PROVIDED RECORDS below:

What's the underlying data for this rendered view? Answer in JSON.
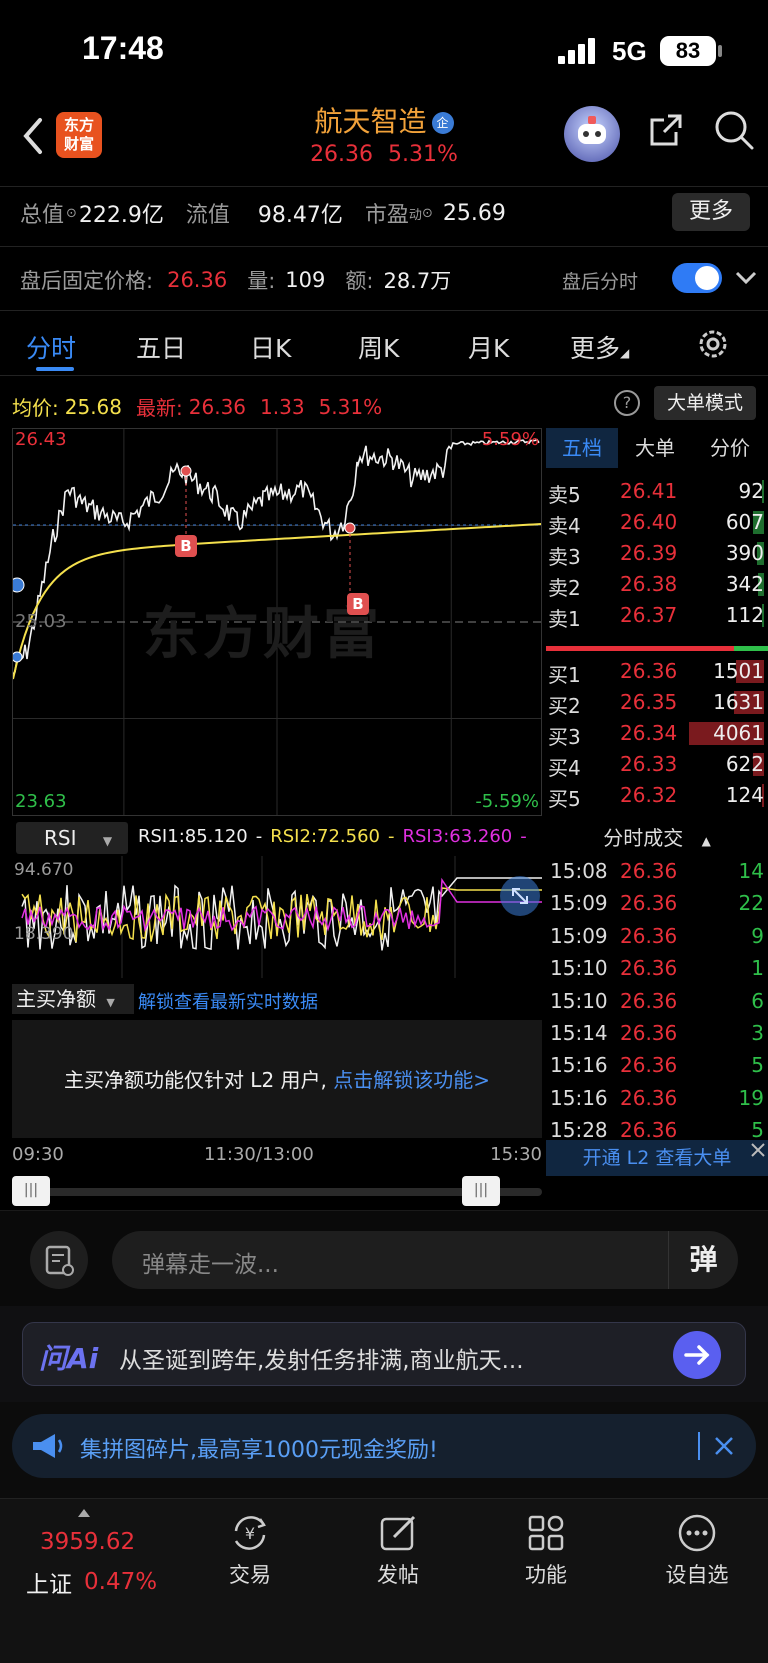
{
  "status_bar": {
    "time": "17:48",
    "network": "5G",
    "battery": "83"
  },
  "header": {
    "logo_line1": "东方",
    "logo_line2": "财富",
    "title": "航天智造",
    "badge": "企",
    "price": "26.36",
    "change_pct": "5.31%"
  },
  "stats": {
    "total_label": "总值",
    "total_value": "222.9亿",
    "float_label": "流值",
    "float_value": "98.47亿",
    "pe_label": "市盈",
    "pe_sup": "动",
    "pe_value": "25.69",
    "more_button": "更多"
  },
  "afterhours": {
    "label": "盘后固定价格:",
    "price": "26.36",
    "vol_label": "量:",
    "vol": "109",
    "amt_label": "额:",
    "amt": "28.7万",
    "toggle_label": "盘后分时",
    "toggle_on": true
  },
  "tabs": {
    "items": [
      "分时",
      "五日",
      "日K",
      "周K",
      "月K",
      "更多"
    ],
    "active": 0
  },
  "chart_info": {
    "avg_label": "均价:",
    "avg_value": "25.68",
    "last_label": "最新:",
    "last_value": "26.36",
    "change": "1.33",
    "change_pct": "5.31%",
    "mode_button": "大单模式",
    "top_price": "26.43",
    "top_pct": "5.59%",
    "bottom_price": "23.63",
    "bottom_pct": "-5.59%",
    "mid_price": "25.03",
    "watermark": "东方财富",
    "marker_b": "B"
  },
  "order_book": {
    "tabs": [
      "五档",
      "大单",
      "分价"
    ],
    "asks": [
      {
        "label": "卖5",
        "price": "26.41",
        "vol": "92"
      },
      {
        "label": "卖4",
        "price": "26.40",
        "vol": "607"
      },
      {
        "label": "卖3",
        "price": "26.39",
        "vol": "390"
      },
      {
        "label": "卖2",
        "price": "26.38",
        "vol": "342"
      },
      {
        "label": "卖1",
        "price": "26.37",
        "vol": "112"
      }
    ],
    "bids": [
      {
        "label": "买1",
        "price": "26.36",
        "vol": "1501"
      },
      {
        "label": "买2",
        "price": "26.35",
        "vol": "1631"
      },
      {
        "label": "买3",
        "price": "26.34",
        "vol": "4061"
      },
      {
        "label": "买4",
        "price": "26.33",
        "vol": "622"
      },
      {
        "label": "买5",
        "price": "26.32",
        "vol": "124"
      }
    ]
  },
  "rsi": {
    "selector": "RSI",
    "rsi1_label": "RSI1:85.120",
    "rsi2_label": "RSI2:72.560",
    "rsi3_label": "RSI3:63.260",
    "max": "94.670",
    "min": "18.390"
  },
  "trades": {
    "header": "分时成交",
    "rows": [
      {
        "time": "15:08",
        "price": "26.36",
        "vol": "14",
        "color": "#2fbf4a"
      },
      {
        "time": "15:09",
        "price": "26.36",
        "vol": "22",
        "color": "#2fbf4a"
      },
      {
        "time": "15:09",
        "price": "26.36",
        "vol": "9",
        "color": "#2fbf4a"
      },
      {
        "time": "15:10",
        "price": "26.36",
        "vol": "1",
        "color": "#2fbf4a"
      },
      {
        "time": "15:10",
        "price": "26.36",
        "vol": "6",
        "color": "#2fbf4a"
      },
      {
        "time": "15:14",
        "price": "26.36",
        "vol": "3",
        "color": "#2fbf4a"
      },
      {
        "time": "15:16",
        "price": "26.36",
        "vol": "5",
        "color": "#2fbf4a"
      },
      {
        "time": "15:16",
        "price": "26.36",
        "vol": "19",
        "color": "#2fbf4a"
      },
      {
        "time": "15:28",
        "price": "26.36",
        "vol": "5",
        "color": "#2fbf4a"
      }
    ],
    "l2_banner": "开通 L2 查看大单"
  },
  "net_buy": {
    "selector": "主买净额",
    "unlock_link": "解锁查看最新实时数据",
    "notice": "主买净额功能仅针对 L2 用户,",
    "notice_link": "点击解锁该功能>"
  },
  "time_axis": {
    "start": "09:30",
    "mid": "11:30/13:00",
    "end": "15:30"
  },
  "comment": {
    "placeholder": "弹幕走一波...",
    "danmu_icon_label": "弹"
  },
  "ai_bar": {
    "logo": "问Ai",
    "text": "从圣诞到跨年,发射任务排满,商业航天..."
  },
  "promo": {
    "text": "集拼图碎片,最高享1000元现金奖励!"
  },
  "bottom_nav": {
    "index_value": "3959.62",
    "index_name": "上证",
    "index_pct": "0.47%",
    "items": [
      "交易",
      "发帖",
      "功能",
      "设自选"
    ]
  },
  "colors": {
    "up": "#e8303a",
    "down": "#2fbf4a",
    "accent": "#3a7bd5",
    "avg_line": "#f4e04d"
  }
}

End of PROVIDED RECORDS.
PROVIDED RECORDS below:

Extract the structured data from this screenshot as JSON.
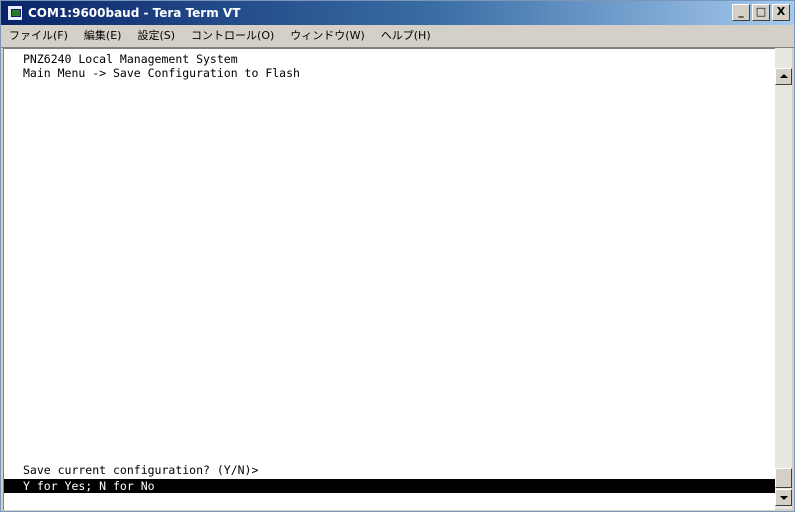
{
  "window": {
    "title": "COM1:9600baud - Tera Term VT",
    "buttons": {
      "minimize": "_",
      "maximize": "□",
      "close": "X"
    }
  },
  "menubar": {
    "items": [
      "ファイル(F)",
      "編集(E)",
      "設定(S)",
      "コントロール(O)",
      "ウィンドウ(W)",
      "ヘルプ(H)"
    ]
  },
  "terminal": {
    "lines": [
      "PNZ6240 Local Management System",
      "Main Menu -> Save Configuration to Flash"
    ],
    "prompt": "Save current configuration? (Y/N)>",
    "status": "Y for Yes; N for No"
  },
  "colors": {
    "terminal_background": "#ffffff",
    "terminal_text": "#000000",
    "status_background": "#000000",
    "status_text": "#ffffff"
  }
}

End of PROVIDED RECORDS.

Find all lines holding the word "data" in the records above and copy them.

* RESULT OF THIS EXERCISE *
What's the underlying data for this rendered view? Answer in JSON.
Extract the structured data from this screenshot as JSON.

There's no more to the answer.